* Article titles in AMA citation format should be in sentence-case
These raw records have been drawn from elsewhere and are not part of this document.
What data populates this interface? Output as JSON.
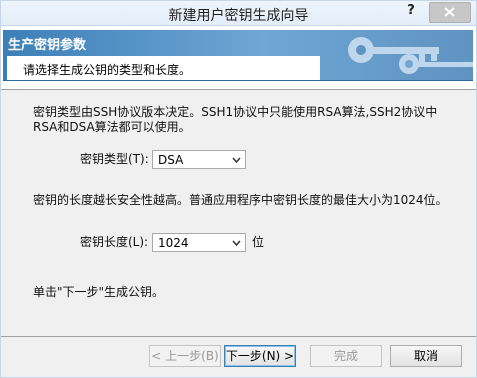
{
  "window": {
    "title": "新建用户密钥生成向导",
    "help_label": "?"
  },
  "header": {
    "title": "生产密钥参数",
    "subtitle": "请选择生成公钥的类型和长度。"
  },
  "content": {
    "description_1": "密钥类型由SSH协议版本决定。SSH1协议中只能使用RSA算法,SSH2协议中RSA和DSA算法都可以使用。",
    "key_type_label": "密钥类型(T):",
    "key_type_value": "DSA",
    "description_2": "密钥的长度越长安全性越高。普通应用程序中密钥长度的最佳大小为1024位。",
    "key_length_label": "密钥长度(L):",
    "key_length_value": "1024",
    "key_length_unit": "位",
    "hint": "单击\"下一步\"生成公钥。"
  },
  "buttons": {
    "back": "< 上一步(B)",
    "next": "下一步(N) >",
    "finish": "完成",
    "cancel": "取消"
  },
  "icons": {
    "help": "help-icon",
    "close": "close-icon",
    "dropdown": "chevron-down-icon",
    "header_art": "keys-icon"
  },
  "colors": {
    "header_band": "#3c7fb8",
    "title_bar": "#e3edf8",
    "close_button": "#c7c7c7"
  }
}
TY - JOUR T1 - Association of vegetables and fruits consumption with sarcopenia in older adults: the Fourth Korea National Health and Nutrition Examination Survey. AU - Kim,Jinhee, AU - Lee,Yunhwan, AU - Kye,Seunghee, AU - Chung,Yoon-Sok, AU - Kim,Kwang-Min, Y1 - 2014/03/18/ PY - 2014/3/21/entrez PY - 2014/3/22/pubmed PY - 2015/8/4/medline KW - aged KW - diet KW - fruits KW - older people KW - sarcopenia KW - vegetables SP - 96 EP - 102 JF - Age and ageing JO - Age Ageing VL - 44 IS - 1 N2 - BACKGROUND: several studies have found nutrients, including antioxidants, to be associated with sarcopenia. However, whether specific foods, such as vegetables and fruits, are associated with sarcopenia has not been studied. OBJECTIVE: to examine the association of the frequency of vegetables and fruits consumption with sarcopenia in older people. METHODS: this study used cross-sectional data from the Fourth Korea National Health and Nutrition Examination Survey in 2008-09. Subjects were community-dwelling 823 men and 1,089 women aged ≥65 years. Frequency of food group consumption was obtained by using the food frequency questionnaire. Body composition was measured with the dual-energy X-ray absorptiometry and sarcopenia was defined as appendicular lean mass adjusted for height and fat mass. Logistic regression was used to assess the association of the frequency of food group consumption with sarcopenia, controlling for sociodemographics and health-related variables. RESULTS: dietary intake of vegetables, fruits and both vegetables and fruits was associated with a significantly reduced risk of sarcopenia after controlling for covariates in men (P = 0.026 for trend, P = 0.012 for trend, P = 0.003 for trend, respectively). Men in the highest quintile, compared with those in the lowest quintile, of vegetables [odds ratio (OR) = 0.48; 95% confidence interval (CI): 0.24-0.95], fruits (OR = 0.30; 95% CI: 0.13-0.70) and vegetables and fruits consumption (OR = 0.32; 95% CI: 0.16-0.67) demonstrated a lower risk of sarcopenia. In women, high consumption of fruits demonstrated a lower risk of sarcopenia (OR = 0.39; 95% CI: 0.18-0.83). CONCLUSION: frequent vegetables and fruits consumption was inversely associated with sarcopenia in older adults. SN - 1468-2834 UR - https://www.unboundmedicine.com/medline/citation/24646604/Association_of_vegetables_and_fruits_consumption_with_sarcopenia_in_older_adults:_the_Fourth_Korea_National_Health_and_Nutrition_Examination_Survey_ L2 - https://academic.oup.com/ageing/article-lookup/doi/10.1093/ageing/afu028 DB - PRIME DP - Unbound Medicine ER -